An over-65-senior in PA, with a house worth under $500,000 with no other assets goes into a nursing home and will likely be there for years (if not more). Said senior has an over 21 child who lives at the said senior's house. The house deed is solely in said senior's name. Since the senior's nursing home bills are surely going to be greater than the value of their home, will this home be seized by the state of PA or can the senior's adult child hope to transfer the property over to her name thus not loosing a place to live?
Estate Planning Attorney
You need to consult with an elder law attorney in your area. Generally, a home is a non-countable asset which the state will lien. The state collects against the lien if the home is sold during the elder's life or during the probate process after the elder's death. There are very few allowable transfers once the elder has entered the nursing home. Once exception is the care taker child exception for which you may qualify. Did the child provide care to the elder which delayed the elder's entry into the home? Did the child live in the property two years before the elder's entry into the nursing home? If so, he may qualify. I would not delay. Once the elder passes away, the care taker child exception no longer is available.

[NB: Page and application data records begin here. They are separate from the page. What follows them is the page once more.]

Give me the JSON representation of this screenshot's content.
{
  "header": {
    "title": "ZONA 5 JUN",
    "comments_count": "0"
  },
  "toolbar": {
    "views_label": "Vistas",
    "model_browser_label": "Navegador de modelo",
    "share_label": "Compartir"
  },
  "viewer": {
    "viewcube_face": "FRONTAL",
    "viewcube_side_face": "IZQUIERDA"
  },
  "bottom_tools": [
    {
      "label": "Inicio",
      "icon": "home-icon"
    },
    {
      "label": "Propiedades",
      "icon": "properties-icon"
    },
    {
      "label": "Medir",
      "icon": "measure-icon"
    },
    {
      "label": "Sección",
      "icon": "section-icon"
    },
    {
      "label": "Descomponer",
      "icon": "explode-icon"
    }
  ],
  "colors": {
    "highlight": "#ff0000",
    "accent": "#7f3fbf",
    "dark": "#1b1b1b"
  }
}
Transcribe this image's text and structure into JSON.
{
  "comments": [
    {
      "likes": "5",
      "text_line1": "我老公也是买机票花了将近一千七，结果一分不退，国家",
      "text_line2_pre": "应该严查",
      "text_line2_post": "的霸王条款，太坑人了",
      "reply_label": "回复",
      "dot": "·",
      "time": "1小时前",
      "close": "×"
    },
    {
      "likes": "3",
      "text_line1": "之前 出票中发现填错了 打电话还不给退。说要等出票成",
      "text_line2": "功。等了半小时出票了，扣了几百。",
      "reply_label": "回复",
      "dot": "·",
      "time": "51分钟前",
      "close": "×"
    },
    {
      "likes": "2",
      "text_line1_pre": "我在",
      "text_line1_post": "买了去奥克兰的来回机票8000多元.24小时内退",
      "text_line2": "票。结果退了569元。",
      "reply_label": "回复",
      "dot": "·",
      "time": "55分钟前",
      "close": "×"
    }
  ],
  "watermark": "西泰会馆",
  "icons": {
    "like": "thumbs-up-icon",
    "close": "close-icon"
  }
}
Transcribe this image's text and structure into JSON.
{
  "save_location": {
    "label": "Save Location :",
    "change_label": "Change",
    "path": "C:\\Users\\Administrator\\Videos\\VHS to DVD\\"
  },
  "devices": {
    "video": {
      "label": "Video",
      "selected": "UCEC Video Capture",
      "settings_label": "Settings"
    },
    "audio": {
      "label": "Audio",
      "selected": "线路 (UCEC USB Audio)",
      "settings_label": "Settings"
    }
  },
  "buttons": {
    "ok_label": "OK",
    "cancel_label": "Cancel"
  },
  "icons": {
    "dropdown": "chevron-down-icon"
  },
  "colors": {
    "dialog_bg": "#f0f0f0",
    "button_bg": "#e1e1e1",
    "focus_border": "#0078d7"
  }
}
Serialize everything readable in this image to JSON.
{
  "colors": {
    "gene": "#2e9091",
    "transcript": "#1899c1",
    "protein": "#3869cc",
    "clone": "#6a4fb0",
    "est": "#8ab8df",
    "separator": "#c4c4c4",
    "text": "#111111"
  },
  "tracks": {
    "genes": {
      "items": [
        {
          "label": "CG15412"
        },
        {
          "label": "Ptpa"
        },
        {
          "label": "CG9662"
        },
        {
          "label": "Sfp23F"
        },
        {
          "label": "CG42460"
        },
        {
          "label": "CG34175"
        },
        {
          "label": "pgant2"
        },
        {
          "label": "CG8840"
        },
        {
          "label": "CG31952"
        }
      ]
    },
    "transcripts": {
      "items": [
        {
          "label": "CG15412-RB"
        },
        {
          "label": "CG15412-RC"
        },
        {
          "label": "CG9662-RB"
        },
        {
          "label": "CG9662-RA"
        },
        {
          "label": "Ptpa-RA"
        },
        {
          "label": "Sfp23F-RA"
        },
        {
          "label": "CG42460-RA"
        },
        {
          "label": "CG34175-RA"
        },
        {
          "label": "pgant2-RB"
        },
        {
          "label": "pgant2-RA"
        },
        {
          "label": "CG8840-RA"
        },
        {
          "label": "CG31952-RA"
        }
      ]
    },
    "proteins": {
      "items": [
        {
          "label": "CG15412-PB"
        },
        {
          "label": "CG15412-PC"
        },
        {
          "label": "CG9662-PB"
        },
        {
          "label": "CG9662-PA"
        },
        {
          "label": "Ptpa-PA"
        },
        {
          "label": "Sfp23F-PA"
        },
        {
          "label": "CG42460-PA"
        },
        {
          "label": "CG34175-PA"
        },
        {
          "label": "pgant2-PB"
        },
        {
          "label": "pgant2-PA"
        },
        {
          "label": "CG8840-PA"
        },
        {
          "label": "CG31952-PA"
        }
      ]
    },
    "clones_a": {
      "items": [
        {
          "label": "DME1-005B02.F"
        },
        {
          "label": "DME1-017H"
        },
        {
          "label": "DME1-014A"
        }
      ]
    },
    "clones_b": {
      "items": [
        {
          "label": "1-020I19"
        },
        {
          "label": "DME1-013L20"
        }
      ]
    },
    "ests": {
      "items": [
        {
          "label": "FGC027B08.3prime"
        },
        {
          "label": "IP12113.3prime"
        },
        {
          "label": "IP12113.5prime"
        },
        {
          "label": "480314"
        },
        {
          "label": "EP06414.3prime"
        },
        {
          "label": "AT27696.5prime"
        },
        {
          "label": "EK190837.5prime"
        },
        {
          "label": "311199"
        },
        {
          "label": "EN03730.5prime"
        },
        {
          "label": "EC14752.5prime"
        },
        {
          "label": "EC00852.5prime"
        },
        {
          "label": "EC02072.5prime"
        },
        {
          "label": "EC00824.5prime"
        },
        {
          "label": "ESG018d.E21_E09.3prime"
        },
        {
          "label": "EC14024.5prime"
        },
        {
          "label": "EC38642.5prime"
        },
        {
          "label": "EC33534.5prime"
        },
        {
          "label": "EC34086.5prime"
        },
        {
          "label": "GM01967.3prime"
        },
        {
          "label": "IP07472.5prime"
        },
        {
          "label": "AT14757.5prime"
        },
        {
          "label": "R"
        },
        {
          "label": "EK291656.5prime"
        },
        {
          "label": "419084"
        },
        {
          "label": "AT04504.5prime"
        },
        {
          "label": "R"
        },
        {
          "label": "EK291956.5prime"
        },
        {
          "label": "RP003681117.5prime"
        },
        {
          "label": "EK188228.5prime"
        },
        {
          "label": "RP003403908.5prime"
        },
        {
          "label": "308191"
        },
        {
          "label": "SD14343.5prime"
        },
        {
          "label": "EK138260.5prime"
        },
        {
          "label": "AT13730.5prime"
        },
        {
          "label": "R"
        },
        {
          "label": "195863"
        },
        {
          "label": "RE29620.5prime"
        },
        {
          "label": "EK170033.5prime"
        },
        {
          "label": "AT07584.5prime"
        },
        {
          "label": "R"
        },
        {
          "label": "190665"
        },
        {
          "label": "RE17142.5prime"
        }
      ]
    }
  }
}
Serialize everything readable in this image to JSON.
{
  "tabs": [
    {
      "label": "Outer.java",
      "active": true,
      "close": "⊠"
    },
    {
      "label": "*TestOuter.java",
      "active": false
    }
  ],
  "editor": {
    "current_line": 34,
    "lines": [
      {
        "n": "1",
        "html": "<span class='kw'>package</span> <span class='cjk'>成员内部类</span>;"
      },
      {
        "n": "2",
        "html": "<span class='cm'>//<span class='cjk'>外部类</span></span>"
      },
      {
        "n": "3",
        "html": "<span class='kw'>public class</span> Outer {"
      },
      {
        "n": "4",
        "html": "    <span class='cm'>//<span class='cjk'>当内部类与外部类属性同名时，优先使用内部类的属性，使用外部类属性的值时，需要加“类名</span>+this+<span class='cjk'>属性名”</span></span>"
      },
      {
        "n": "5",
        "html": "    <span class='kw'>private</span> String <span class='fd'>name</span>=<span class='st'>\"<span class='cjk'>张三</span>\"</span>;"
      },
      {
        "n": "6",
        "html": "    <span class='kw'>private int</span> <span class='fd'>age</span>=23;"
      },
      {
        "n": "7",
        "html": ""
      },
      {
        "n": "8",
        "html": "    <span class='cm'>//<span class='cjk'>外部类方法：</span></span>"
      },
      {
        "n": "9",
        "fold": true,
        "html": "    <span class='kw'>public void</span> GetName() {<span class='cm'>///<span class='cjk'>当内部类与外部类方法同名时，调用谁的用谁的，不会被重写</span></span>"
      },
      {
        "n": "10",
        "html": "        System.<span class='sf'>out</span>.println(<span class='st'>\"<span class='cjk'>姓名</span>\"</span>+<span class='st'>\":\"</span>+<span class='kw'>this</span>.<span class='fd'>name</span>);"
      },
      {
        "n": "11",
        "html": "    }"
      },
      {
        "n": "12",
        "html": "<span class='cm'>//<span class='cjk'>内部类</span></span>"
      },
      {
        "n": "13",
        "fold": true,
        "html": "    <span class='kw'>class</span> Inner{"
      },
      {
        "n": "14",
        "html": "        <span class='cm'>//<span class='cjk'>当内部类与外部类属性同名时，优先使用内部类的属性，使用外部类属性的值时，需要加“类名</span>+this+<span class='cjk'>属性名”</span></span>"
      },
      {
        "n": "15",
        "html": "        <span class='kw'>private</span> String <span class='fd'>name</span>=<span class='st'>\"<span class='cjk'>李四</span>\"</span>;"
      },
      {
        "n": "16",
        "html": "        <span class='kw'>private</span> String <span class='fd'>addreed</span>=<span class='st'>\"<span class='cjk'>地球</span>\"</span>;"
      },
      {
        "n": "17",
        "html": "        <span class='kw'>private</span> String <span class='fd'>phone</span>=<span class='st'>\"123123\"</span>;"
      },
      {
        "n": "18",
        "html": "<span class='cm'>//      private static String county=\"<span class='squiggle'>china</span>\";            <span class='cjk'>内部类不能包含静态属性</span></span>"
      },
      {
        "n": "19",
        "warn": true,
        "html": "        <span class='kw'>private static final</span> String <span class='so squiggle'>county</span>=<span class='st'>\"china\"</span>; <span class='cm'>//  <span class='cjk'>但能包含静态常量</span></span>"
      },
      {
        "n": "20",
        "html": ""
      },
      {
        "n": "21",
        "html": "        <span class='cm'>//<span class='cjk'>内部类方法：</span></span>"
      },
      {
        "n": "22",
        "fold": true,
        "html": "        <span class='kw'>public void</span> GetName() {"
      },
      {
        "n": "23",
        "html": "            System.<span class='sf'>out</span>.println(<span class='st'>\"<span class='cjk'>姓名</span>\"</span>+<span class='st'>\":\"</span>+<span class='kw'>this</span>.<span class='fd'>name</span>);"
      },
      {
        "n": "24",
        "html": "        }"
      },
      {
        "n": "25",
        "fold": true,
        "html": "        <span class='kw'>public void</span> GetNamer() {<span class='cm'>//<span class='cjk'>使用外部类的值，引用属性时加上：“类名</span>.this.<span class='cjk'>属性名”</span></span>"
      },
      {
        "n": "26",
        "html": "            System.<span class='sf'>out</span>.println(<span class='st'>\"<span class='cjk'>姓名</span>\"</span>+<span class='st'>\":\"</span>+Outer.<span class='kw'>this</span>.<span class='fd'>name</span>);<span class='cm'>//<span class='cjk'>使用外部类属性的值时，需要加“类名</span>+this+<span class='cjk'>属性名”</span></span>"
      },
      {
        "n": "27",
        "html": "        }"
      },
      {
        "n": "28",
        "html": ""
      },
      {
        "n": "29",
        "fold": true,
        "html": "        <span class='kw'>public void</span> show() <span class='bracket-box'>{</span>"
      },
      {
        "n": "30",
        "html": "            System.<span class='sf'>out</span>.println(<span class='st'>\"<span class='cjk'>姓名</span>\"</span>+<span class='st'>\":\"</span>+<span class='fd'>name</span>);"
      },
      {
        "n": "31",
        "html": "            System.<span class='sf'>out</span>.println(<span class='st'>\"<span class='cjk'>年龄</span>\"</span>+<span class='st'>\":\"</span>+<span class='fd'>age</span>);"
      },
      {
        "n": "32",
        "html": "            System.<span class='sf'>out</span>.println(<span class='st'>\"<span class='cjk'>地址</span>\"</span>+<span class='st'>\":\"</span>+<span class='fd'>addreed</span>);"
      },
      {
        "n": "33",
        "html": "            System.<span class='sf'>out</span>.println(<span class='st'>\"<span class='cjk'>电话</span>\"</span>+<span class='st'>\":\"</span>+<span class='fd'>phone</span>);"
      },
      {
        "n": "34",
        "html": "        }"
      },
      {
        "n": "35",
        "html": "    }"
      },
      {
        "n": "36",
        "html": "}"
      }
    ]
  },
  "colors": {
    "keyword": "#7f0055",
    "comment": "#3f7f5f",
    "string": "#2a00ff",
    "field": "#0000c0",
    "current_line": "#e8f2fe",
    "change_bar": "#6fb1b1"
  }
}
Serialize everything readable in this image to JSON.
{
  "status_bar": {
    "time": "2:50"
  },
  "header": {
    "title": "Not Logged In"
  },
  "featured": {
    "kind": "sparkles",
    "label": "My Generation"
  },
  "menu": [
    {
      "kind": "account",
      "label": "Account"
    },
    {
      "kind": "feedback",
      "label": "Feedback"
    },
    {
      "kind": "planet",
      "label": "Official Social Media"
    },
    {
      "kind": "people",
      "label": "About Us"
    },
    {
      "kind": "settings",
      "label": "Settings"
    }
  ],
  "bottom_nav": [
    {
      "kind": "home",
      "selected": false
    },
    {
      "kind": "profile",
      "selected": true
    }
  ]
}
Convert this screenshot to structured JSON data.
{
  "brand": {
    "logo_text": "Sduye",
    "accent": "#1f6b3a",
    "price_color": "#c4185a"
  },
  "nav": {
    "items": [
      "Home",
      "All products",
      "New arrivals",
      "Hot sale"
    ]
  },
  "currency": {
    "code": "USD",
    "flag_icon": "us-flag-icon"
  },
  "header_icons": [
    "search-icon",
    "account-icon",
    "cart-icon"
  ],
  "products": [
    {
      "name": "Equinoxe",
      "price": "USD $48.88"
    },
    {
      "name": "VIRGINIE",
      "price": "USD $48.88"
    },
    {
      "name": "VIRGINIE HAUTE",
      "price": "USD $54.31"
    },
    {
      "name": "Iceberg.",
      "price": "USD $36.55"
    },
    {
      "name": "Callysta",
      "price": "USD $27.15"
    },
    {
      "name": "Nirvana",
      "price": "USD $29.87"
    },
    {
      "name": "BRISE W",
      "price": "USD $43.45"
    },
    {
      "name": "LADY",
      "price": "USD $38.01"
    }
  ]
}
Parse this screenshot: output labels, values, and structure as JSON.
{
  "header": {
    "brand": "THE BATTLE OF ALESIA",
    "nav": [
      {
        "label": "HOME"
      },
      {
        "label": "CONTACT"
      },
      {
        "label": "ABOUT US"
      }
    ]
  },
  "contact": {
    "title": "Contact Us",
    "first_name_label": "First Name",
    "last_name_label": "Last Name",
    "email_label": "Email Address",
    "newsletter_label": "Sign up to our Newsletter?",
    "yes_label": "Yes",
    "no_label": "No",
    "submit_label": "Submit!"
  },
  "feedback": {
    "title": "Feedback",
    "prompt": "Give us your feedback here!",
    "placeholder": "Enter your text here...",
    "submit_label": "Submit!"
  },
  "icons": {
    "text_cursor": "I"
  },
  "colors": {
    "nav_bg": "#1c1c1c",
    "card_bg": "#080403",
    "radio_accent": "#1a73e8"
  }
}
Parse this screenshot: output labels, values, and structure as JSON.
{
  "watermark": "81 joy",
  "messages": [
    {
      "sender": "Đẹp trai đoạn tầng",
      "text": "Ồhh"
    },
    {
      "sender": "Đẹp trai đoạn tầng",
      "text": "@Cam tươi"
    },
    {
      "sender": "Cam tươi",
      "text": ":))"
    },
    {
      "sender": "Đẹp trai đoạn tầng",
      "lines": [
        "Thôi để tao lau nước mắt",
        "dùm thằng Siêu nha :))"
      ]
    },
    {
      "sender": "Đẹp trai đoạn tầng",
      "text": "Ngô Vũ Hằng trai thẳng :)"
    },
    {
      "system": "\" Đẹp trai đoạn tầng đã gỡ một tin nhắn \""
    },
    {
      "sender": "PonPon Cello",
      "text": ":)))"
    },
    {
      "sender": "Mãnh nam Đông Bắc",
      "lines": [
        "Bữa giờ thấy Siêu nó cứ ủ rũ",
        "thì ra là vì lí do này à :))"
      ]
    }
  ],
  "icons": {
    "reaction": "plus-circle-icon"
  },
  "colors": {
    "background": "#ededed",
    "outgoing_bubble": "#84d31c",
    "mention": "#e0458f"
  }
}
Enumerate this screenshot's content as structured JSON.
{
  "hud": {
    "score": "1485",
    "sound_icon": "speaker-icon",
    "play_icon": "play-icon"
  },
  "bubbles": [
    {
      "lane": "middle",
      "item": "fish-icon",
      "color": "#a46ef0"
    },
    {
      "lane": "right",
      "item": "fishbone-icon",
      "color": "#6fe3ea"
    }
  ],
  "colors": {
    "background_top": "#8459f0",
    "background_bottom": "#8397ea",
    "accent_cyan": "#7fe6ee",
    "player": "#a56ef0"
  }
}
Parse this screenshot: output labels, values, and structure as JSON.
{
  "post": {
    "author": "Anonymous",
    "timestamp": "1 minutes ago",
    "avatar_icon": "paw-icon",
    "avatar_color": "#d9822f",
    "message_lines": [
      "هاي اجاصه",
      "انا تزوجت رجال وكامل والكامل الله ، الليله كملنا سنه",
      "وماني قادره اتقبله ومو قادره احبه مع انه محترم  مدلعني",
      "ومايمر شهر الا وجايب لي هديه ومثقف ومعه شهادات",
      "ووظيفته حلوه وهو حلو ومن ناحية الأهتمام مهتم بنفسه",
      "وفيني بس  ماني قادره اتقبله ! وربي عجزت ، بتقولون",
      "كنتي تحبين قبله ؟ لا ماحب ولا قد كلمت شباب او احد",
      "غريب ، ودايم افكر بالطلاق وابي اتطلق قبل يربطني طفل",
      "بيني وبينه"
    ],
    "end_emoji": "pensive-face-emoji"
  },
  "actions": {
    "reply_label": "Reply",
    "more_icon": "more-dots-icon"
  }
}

Legal Disclaimer: Please note that this answer does not constitute legal advice, and should not be relied on since each situation is fact specific, and it is impossible to evaluate a legal problem without a comprehensive consultation and review of all the facts and documents at issue. This answer does not create an attorney-client relationship. A lawyer experienced in the subject area and licensed to practice in the jurisdiction should be consulted for legal advice. Circular 230 Disclaimer: Any information in this answer may not be used to eliminate or reduce penalties by the IRS or any other governmental agency.
Elder Law Attorney
I absolutely agree with my colleague.
The specifics of your situation determine what, if, any options are available to protect the home. However, any options available at this point are complex and require the guidance of an experienced Elder Law Attorney.
I encourage you to contact a Certified Elder Law Attorney in your area. You can find one by visiting NAELA.org.
This is NOT legal advice. The information contained herein is observational and for reference only. These posts are in no way intended as legal advice or counsel. Further, I am not your attorney and you are not my client. I bear no duty to provide counsel, representation or advice to you in any way. The statements I provide in this posting on Avvo do not in any way constitute an attorney-client relationship. Further, these statements are general in nature and made based on the limited facts presented by you, the Poster. Nothing I've written here should be relied upon when making legal decisions. It is your responsibility to consult an appropriately qualified attorney to seek legal advice.